Maybe the Magic Kingdom is benefiting from my nostalgia here, but I think it’s looking better than it has in years. Its mix of classic and contemporary attractions scores it points, with personal favorites like Country Bear Jamboree, Hall of Presidents, Carousel of Progress, and the Peoplemover all adding to its appeal, even if they are underrated. While it lacks the charm of Disneyland, it makes up for that in grandeur, and has plenty of charm of its own.
The original. The only park Walt Disney walked. Now, I am not one of those people who believe there’s a certain “magic” to this park or that you can somehow “feel Walt’s presence” here (the only ghost I want to make contact with is Slimer). However, I think by virtue of the park’s age and its origins, Disneyland has a different tone than every other Disney park. Some of this is due to the many things that haven’t changed over the years, from the quirky details to the intimate spaces.
This sense of intimacy and quaintness wouldn’t mean anything if the substance of the park weren’t up to snuff. Fortunately, it is. It has an impressive roster of attractions, including castle park standards and non-standards like Indiana Jones Adventure and the Matterhorn. It has engaging live entertainment and good food. Its nighttime shows are the best anywhere. It oozes nostalgia and probably could do pretty well resting on its laurels and tugging at the heartstrings of guests, but fortunately, it keeps people coming back not just for the nostalgia, but for its solid substance. Disneyland is pretty much the complete package.
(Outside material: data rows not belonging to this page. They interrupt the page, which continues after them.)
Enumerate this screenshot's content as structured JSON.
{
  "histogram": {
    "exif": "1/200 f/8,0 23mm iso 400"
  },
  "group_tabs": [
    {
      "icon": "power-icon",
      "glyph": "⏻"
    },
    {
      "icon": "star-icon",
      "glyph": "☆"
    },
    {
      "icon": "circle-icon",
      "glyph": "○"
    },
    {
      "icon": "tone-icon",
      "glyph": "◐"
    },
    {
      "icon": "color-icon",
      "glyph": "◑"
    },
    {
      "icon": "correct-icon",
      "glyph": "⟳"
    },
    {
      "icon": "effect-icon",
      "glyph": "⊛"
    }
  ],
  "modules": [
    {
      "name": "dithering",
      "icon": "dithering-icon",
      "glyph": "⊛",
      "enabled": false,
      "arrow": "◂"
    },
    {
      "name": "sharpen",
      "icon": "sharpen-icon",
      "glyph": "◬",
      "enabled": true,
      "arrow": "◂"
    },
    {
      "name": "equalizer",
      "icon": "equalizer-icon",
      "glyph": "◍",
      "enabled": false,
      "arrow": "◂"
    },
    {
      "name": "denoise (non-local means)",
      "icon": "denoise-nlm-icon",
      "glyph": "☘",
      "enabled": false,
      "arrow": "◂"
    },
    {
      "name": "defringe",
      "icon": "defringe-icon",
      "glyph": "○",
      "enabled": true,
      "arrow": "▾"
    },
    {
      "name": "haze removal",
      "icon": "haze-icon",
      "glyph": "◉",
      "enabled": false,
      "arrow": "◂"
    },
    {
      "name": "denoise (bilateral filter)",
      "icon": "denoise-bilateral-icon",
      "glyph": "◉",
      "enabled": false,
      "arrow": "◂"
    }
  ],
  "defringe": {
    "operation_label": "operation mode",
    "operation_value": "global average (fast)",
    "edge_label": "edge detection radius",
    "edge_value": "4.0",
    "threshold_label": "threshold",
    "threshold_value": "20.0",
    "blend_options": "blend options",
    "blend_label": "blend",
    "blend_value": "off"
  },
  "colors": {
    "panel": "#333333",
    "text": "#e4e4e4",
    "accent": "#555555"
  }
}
2. Tokyo Disneyland
Tokyo Disneyland arrives in the #2 spot not thanks to impressively original themed design, a surplus of brilliant original attractions, or a ton of charm. It really doesn’t have any of these things. Its attraction lineup is mostly a mix of the Magic Kingdom and Disneyland (with a few brilliant surprises, like Pooh’s Hunny Hunt). Its design is a bit of a hodgepodge in Fantasyland and Tomorrowland (thankfully, much of this will be fixed soon with the addition of the Beauty and the Beast expansion). On paper, it doesn’t seem superior to Disneyland or Magic Kingdom. In fact, it could even be criticized as being a coldly-assembled “greatest hits” park. (I don’t agree with that assessment, but I can see how some people might think that.)
Think of Tokyo Disneyland as the sports team that wins not because of its lineup of superstars, but because it executes on all of the fundamentals, not making any mistakes. While Westernland, Critter Country, and Adventureland are excellent, it’s not these lands that make Tokyo Disneyland shine. Maintenance, attention to detail, show quality, dining, Cast Members, entertainment, and more are all unsurpassed in the Tokyo parks. Plus, if it is a “greatest hits” park, that does mean the attraction lineup is pretty solid!
1. Tokyo DisneySea
I would hazard a guess that 99% of people who say “[blank] is the best Disney theme park!” with [blank] being a park other than Tokyo DisneySea do so only because they have not been to Tokyo DisneySea. Now, this is not to say that no reasonable person who has been to Tokyo DisneySea can still think another Disney theme park is superior, but…well…I’d be curious to hear their reasoning. Let’s just leave it at that.
Hope you enjoyed my look at the top 10 worldwide Disney theme parks. I really do love all of the parks that made the list, as it’s fun for me to compare and contrast all of the different parks. It’s like a hobby, of sorts.
How would you rank the Disney Parks you’ve visited? It doesn’t matter how many parks you’ve been to, I’m still interested in knowing! Do you think I mis-ranked any parks, or made any poor choices? If you have any other questions or comments, please leave them below.